Therefore, it is ordered that the appeal as to Griffin is dismissed in its entirety. Further, it is ordered that the appeal as to Blacon is dismissed as to the real property known as 745 South California, Chicago, Illinois, and the business at that address, Blacon II Food and Liquor Store, as well as the real property known as 5401-03 West Madison, Chicago, Illinois, and the business at that address, Somon's Lounge. It is so ORDERED.
McNulty is the president of Blacon Food, Inc
The government also filed a criminal action under 21 U.S.C. § 853(a) against various named individuals which sought criminal forfeiture of the same properties involved in this civil action. Both Griffin and McNulty were defendants in that action, and this civil case was held in abeyance pending its outcome. Griffin and McNulty were convicted; their criminal appeals are pending before this court
The district court's entry of these default judgments is the subject of Griffin and Blacon's appeals. The district court's order is reviewable only for an abuse of discretion. See One 1979 Rolls-Royce Corniche Convertible, 770 F.2d at 716

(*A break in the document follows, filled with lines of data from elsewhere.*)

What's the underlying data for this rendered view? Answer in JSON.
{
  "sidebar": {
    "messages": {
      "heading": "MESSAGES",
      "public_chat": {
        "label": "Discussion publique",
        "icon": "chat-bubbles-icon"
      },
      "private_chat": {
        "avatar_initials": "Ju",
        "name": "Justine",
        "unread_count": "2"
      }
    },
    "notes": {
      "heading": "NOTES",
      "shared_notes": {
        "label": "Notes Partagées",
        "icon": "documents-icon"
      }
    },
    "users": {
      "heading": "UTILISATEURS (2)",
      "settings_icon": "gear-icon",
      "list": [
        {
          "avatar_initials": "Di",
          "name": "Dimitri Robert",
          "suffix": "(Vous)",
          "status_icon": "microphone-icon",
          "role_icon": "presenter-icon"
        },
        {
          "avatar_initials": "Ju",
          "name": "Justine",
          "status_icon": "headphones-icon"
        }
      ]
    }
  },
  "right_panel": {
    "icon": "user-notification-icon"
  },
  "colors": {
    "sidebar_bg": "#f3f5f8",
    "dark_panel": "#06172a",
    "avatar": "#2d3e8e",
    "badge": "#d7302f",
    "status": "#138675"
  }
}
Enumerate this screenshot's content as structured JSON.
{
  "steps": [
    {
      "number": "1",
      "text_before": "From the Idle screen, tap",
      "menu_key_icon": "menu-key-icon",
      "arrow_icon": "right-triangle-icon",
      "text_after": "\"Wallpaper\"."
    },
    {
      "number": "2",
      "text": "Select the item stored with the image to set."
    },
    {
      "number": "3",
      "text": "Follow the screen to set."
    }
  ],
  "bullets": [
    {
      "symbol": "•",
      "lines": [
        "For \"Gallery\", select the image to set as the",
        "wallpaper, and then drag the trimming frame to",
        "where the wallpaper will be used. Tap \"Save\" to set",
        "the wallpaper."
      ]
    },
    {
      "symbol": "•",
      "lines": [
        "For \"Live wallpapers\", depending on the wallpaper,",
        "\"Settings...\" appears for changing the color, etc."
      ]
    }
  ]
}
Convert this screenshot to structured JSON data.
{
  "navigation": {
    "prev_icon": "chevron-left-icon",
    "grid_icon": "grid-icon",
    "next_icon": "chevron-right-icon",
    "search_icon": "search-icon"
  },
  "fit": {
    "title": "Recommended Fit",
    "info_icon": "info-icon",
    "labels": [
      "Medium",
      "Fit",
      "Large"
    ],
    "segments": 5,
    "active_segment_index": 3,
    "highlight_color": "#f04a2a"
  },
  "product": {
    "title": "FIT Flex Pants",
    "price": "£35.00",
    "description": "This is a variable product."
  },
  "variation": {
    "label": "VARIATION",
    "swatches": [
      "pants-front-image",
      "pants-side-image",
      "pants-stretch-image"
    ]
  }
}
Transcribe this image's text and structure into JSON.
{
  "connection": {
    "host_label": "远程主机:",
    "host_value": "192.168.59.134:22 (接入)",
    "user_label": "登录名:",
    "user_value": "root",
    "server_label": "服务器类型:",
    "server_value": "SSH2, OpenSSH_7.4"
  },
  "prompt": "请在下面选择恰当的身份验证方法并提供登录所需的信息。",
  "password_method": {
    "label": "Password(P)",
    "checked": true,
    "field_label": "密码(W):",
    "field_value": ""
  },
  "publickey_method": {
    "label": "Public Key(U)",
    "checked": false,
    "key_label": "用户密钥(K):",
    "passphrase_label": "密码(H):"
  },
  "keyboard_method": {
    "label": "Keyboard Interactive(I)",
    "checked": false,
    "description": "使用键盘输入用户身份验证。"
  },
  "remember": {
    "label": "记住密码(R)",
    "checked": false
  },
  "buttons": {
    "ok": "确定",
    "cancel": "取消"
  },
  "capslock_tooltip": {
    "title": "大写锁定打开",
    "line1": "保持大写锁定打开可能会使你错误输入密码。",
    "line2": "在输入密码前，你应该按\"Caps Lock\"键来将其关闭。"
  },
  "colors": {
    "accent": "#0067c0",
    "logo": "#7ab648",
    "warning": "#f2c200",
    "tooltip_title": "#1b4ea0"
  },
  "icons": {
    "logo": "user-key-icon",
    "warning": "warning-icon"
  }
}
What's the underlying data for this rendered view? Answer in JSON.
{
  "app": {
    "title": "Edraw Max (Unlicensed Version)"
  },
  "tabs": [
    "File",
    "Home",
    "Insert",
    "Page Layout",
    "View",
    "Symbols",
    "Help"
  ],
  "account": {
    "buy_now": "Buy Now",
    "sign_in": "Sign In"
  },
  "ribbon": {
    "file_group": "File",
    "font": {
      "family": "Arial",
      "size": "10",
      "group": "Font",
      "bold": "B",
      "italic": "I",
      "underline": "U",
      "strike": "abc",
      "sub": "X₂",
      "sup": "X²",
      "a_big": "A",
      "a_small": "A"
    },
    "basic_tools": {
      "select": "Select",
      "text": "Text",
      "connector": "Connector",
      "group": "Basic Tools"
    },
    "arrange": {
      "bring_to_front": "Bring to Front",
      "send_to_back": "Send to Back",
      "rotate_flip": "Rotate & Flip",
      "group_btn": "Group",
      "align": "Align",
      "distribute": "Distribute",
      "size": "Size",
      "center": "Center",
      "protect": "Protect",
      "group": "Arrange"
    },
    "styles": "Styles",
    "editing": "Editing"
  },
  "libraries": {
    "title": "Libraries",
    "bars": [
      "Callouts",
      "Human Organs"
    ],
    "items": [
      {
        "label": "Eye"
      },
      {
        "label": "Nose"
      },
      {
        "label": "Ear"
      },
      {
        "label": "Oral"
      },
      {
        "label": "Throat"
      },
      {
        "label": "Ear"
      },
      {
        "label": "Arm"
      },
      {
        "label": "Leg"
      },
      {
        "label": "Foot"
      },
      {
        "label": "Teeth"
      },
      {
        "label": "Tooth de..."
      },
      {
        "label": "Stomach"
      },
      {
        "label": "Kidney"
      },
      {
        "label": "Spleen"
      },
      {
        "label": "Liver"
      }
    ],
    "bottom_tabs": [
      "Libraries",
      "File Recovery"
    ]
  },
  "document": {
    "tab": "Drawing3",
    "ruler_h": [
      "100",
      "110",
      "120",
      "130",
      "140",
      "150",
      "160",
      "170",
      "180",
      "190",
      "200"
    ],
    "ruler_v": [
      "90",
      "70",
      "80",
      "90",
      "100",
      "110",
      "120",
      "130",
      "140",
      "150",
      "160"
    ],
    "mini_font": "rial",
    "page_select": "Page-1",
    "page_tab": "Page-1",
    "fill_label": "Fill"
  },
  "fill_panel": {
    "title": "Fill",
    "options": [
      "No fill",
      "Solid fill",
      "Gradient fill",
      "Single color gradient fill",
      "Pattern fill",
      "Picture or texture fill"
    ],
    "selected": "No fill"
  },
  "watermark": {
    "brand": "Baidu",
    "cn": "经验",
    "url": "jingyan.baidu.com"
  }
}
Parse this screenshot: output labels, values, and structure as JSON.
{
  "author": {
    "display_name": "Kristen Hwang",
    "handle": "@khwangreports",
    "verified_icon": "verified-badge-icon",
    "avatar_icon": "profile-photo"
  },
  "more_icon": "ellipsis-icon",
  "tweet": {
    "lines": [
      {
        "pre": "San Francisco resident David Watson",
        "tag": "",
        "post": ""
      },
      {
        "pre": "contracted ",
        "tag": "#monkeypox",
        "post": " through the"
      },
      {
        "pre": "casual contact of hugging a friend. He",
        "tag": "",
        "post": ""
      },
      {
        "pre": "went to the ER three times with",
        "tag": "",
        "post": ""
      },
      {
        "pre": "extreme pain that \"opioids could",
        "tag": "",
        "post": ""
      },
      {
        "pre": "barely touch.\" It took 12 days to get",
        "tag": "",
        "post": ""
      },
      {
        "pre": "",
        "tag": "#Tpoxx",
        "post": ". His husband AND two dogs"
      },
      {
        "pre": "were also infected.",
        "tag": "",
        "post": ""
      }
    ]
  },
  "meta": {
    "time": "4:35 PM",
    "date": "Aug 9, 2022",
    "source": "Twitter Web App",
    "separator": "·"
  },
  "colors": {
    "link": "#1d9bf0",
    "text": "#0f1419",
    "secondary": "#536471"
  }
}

Contrary to the government's contention, affirmance of McNulty's criminal conviction will not necessarily moot Blacon's civil appeal, as Blacon, and not its president McNulty, has appealed the district court's forfeiture decree. McNulty's case will only determine the government's superior interest in the property as against McNulty, while Blacon's civil claim will continue until either a bond is filed, the rest of the property is sold, or the remaining appeal is adjudicated on the merits. In fact, if McNulty's conviction is affirmed and the government chooses to proceed with its criminal forfeiture remedies instead of its civil ones, the government will have to comply with 21 U.S.C. § 853(n) and Blacon will conceivably be able to assert its third party interest at that time. Whether such claim would be collaterally estopped by this action, we do not begin to consider